→ Activity
Determine how many lines in the material below contain the string "Studies", then state only that count.

*** Extracted material Section Begins ***

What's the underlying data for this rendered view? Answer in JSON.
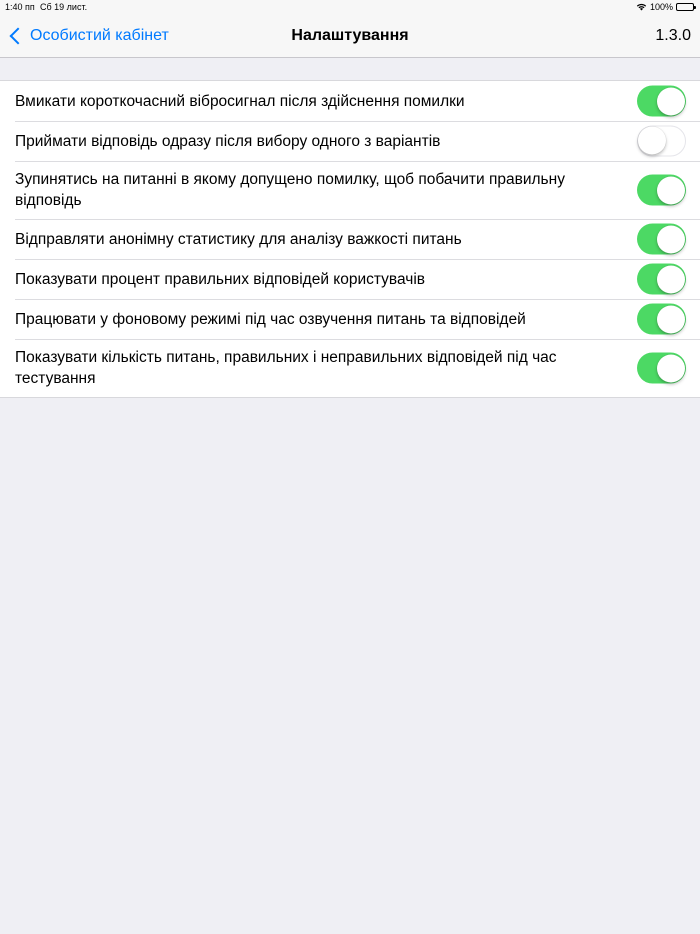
{
  "status_bar": {
    "time": "1:40 пп",
    "date": "Сб 19 лист.",
    "battery": "100%"
  },
  "nav": {
    "back_label": "Особистий кабінет",
    "title": "Налаштування",
    "version": "1.3.0"
  },
  "settings": [
    {
      "label": "Вмикати короткочасний вібросигнал після здійснення помилки",
      "on": true
    },
    {
      "label": "Приймати відповідь одразу після вибору одного з варіантів",
      "on": false
    },
    {
      "label": "Зупинятись на питанні в якому допущено помилку, щоб побачити правильну відповідь",
      "on": true
    },
    {
      "label": "Відправляти анонімну статистику для аналізу важкості питань",
      "on": true
    },
    {
      "label": "Показувати процент правильних відповідей користувачів",
      "on": true
    },
    {
      "label": "Працювати у фоновому режимі під час озвучення питань та відповідей",
      "on": true
    },
    {
      "label": "Показувати кількість питань, правильних і неправильних відповідей під час тестування",
      "on": true
    }
  ],
  "colors": {
    "accent": "#007aff",
    "toggle_on": "#4cd964",
    "background": "#efeff4"
  }
}
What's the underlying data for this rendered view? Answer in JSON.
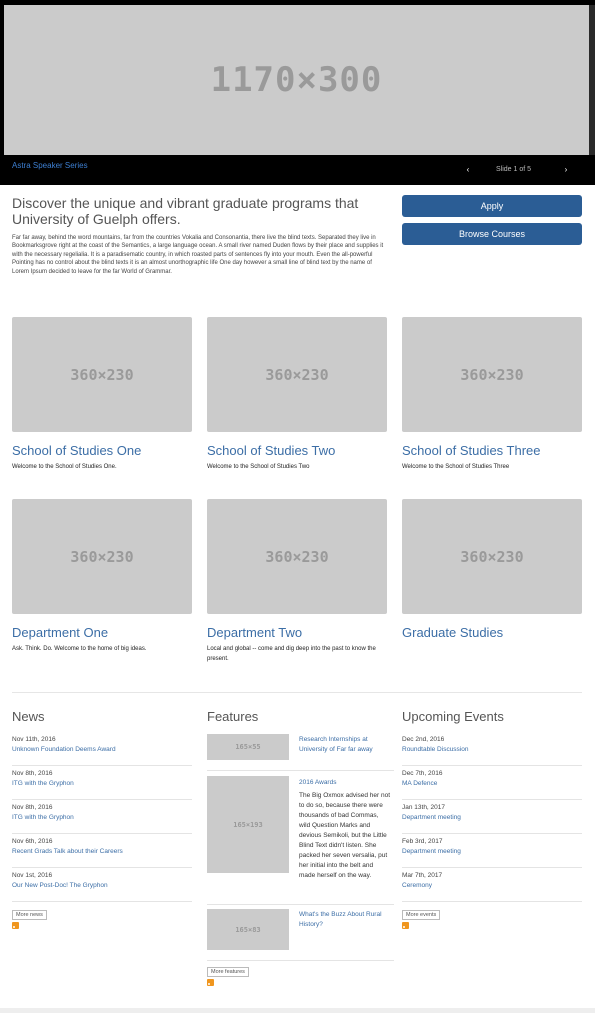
{
  "hero": {
    "image_label": "1170×300",
    "caption": "Astra Speaker Series",
    "prev_icon": "‹",
    "next_icon": "›",
    "counter": "Slide 1 of 5"
  },
  "intro": {
    "title": "Discover the unique and vibrant graduate programs that University of Guelph offers.",
    "text": "Far far away, behind the word mountains, far from the countries Vokalia and Consonantia, there live the blind texts. Separated they live in Bookmarksgrove right at the coast of the Semantics, a large language ocean. A small river named Duden flows by their place and supplies it with the necessary regelialia. It is a paradisematic country, in which roasted parts of sentences fly into your mouth. Even the all-powerful Pointing has no control about the blind texts it is an almost unorthographic life One day however a small line of blind text by the name of Lorem Ipsum decided to leave for the far World of Grammar."
  },
  "buttons": {
    "apply": "Apply",
    "browse": "Browse Courses"
  },
  "cards": [
    {
      "image_label": "360×230",
      "title": "School of Studies One",
      "desc": "Welcome to the School of Studies One."
    },
    {
      "image_label": "360×230",
      "title": "School of Studies Two",
      "desc": "Welcome to the School of Studies Two"
    },
    {
      "image_label": "360×230",
      "title": "School of Studies Three",
      "desc": "Welcome to the School of Studies Three"
    },
    {
      "image_label": "360×230",
      "title": "Department One",
      "desc": "Ask. Think. Do. Welcome to the home of big ideas."
    },
    {
      "image_label": "360×230",
      "title": "Department Two",
      "desc": "Local and global -- come and dig deep into the past to know the present."
    },
    {
      "image_label": "360×230",
      "title": "Graduate Studies",
      "desc": ""
    }
  ],
  "news": {
    "heading": "News",
    "items": [
      {
        "date": "Nov 11th, 2016",
        "title": "Unknown Foundation Deems Award"
      },
      {
        "date": "Nov 8th, 2016",
        "title": "ITG with the Gryphon"
      },
      {
        "date": "Nov 8th, 2016",
        "title": "ITG with the Gryphon"
      },
      {
        "date": "Nov 6th, 2016",
        "title": "Recent Grads Talk about their Careers"
      },
      {
        "date": "Nov 1st, 2016",
        "title": "Our New Post-Doc! The Gryphon"
      }
    ],
    "more": "More news"
  },
  "features": {
    "heading": "Features",
    "items": [
      {
        "image_label": "165×55",
        "title": "Research Internships at University of Far far away",
        "desc": ""
      },
      {
        "image_label": "165×193",
        "title": "2016 Awards",
        "desc": "The Big Oxmox advised her not to do so, because there were thousands of bad Commas, wild Question Marks and devious Semikoli, but the Little Blind Text didn't listen. She packed her seven versalia, put her initial into the belt and made herself on the way."
      },
      {
        "image_label": "165×83",
        "title": "What's the Buzz About Rural History?",
        "desc": ""
      }
    ],
    "more": "More features"
  },
  "events": {
    "heading": "Upcoming Events",
    "items": [
      {
        "date": "Dec 2nd, 2016",
        "title": "Roundtable Discussion"
      },
      {
        "date": "Dec 7th, 2016",
        "title": "MA Defence"
      },
      {
        "date": "Jan 13th, 2017",
        "title": "Department meeting"
      },
      {
        "date": "Feb 3rd, 2017",
        "title": "Department meeting"
      },
      {
        "date": "Mar 7th, 2017",
        "title": "Ceremony"
      }
    ],
    "more": "More events"
  },
  "colors": {
    "accent": "#2b5d95",
    "link": "#3c6ea6",
    "placeholder": "#cbcbcb",
    "rss": "#f0961e"
  }
}
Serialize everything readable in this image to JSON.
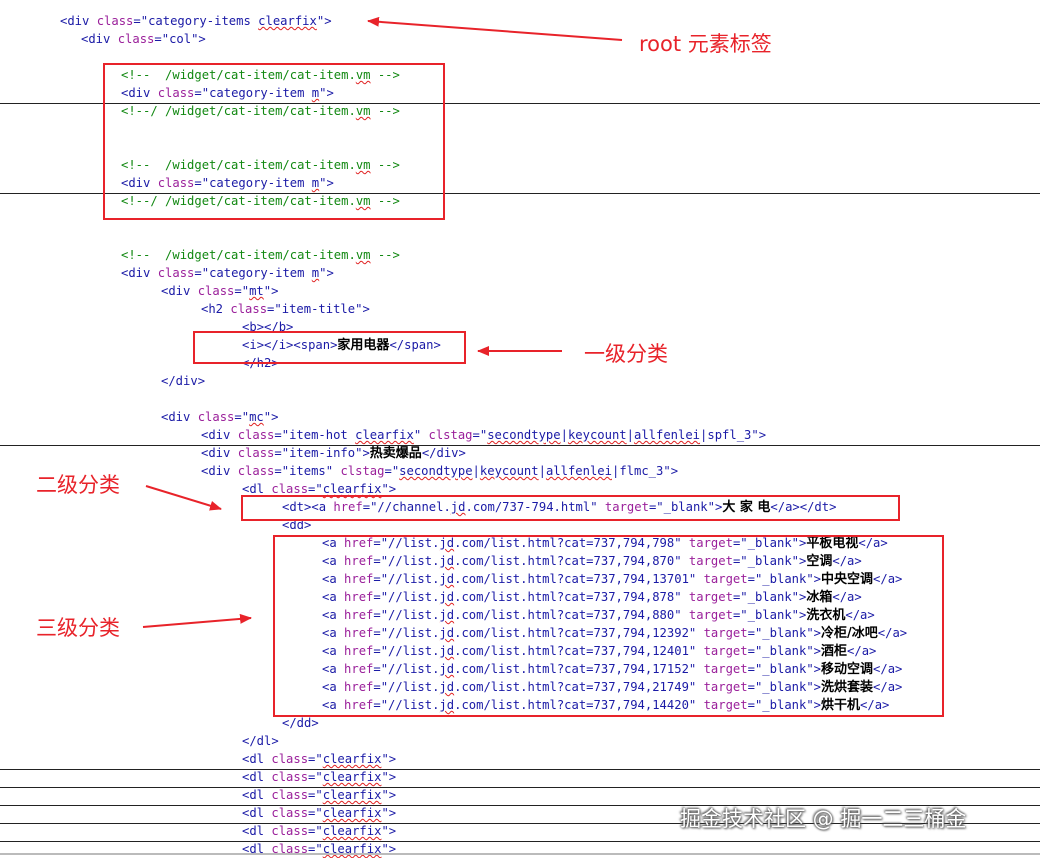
{
  "code_lines": [
    "<div class=\"category-items clearfix\">",
    "<div class=\"col\">",
    "",
    "<!--  /widget/cat-item/cat-item.vm -->",
    "<div class=\"category-item m\">",
    "<!--/ /widget/cat-item/cat-item.vm -->",
    "",
    "",
    "<!--  /widget/cat-item/cat-item.vm -->",
    "<div class=\"category-item m\">",
    "<!--/ /widget/cat-item/cat-item.vm -->",
    "",
    "",
    "<!--  /widget/cat-item/cat-item.vm -->",
    "<div class=\"category-item m\">",
    "<div class=\"mt\">",
    "<h2 class=\"item-title\">",
    "<b></b>",
    "<i></i><span>家用电器</span>",
    "</h2>",
    "</div>",
    "",
    "<div class=\"mc\">",
    "<div class=\"item-hot clearfix\" clstag=\"secondtype|keycount|allfenlei|spfl_3\">",
    "<div class=\"item-info\">热卖爆品</div>",
    "<div class=\"items\" clstag=\"secondtype|keycount|allfenlei|flmc_3\">",
    "<dl class=\"clearfix\">",
    "<dt><a href=\"//channel.jd.com/737-794.html\" target=\"_blank\">大 家 电</a></dt>",
    "<dd>",
    "<a href=\"//list.jd.com/list.html?cat=737,794,798\" target=\"_blank\">平板电视</a>",
    "<a href=\"//list.jd.com/list.html?cat=737,794,870\" target=\"_blank\">空调</a>",
    "<a href=\"//list.jd.com/list.html?cat=737,794,13701\" target=\"_blank\">中央空调</a>",
    "<a href=\"//list.jd.com/list.html?cat=737,794,878\" target=\"_blank\">冰箱</a>",
    "<a href=\"//list.jd.com/list.html?cat=737,794,880\" target=\"_blank\">洗衣机</a>",
    "<a href=\"//list.jd.com/list.html?cat=737,794,12392\" target=\"_blank\">冷柜/冰吧</a>",
    "<a href=\"//list.jd.com/list.html?cat=737,794,12401\" target=\"_blank\">酒柜</a>",
    "<a href=\"//list.jd.com/list.html?cat=737,794,17152\" target=\"_blank\">移动空调</a>",
    "<a href=\"//list.jd.com/list.html?cat=737,794,21749\" target=\"_blank\">洗烘套装</a>",
    "<a href=\"//list.jd.com/list.html?cat=737,794,14420\" target=\"_blank\">烘干机</a>",
    "</dd>",
    "</dl>",
    "<dl class=\"clearfix\">",
    "<dl class=\"clearfix\">",
    "<dl class=\"clearfix\">",
    "<dl class=\"clearfix\">",
    "<dl class=\"clearfix\">",
    "<dl class=\"clearfix\">"
  ],
  "annotations": {
    "root_label": "root 元素标签",
    "level1_label": "一级分类",
    "level2_label": "二级分类",
    "level3_label": "三级分类"
  },
  "watermark": "掘金技术社区 @ 掘一二三桶金",
  "colors": {
    "annotation_red": "#e8232a",
    "tag": "#1a1aa6",
    "attribute": "#9a1f9a",
    "comment": "#118811"
  }
}
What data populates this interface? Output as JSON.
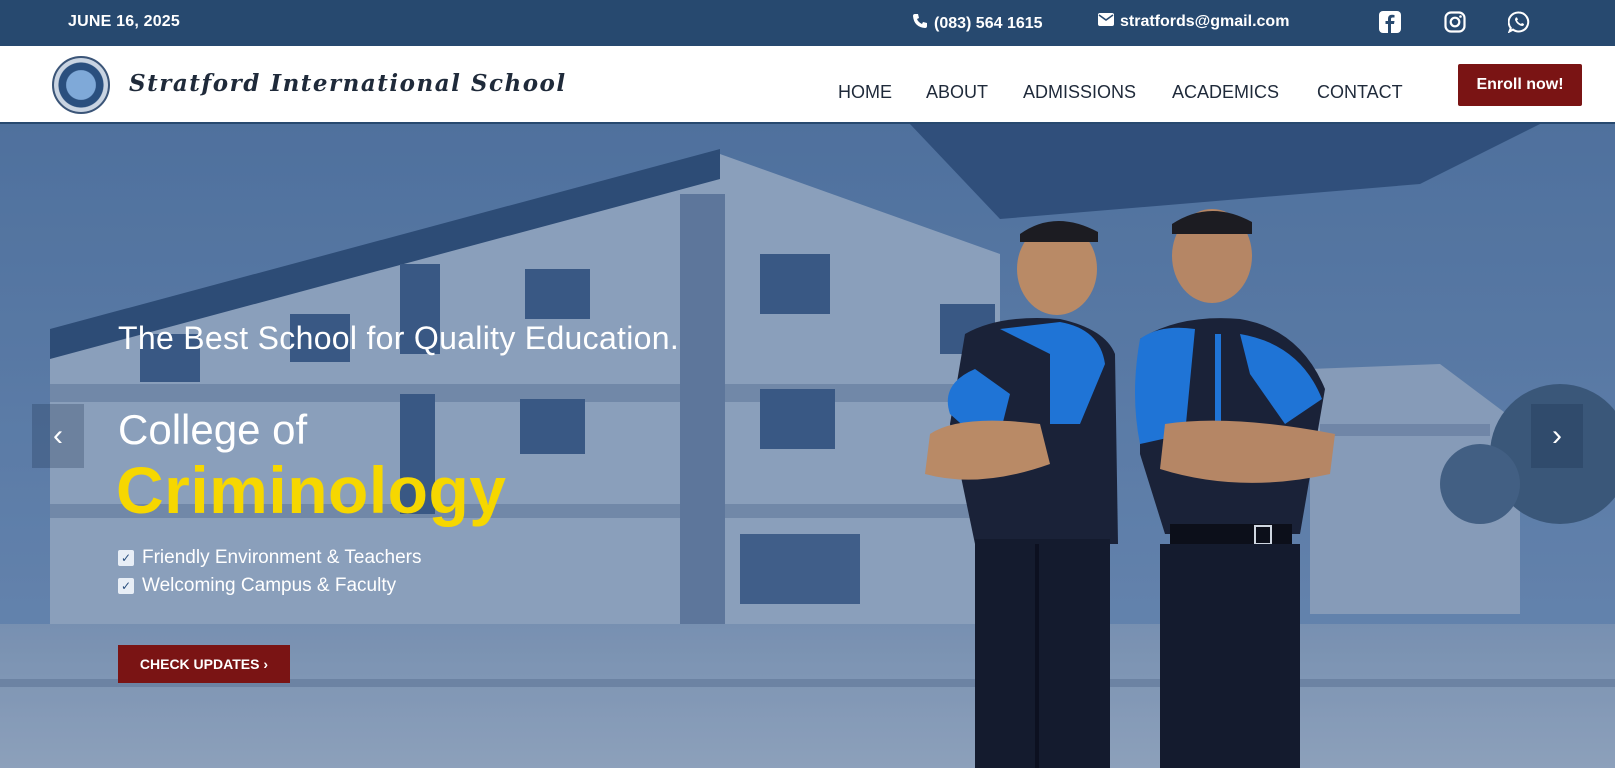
{
  "topbar": {
    "date": "JUNE 16, 2025",
    "phone": "(083) 564 1615",
    "email": "stratfords@gmail.com",
    "social_icons": [
      "facebook-icon",
      "instagram-icon",
      "whatsapp-icon"
    ]
  },
  "navbar": {
    "school_name": "Stratford International School",
    "links": [
      "HOME",
      "ABOUT",
      "ADMISSIONS",
      "ACADEMICS",
      "CONTACT"
    ],
    "enroll_label": "Enroll now!"
  },
  "hero": {
    "tagline": "The Best School for Quality Education.",
    "college_prefix": "College of",
    "program": "Criminology",
    "features": [
      "Friendly Environment & Teachers",
      "Welcoming Campus & Faculty"
    ],
    "cta_label": "CHECK UPDATES",
    "cta_icon": "chevron-right-icon",
    "prev_icon": "chevron-left-icon",
    "next_icon": "chevron-right-icon"
  },
  "colors": {
    "topbar_bg": "#27496f",
    "button_red": "#7a1414",
    "accent_yellow": "#f6d700",
    "hero_overlay": "#2a4f7e"
  }
}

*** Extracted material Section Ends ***

→ Completed exercise
7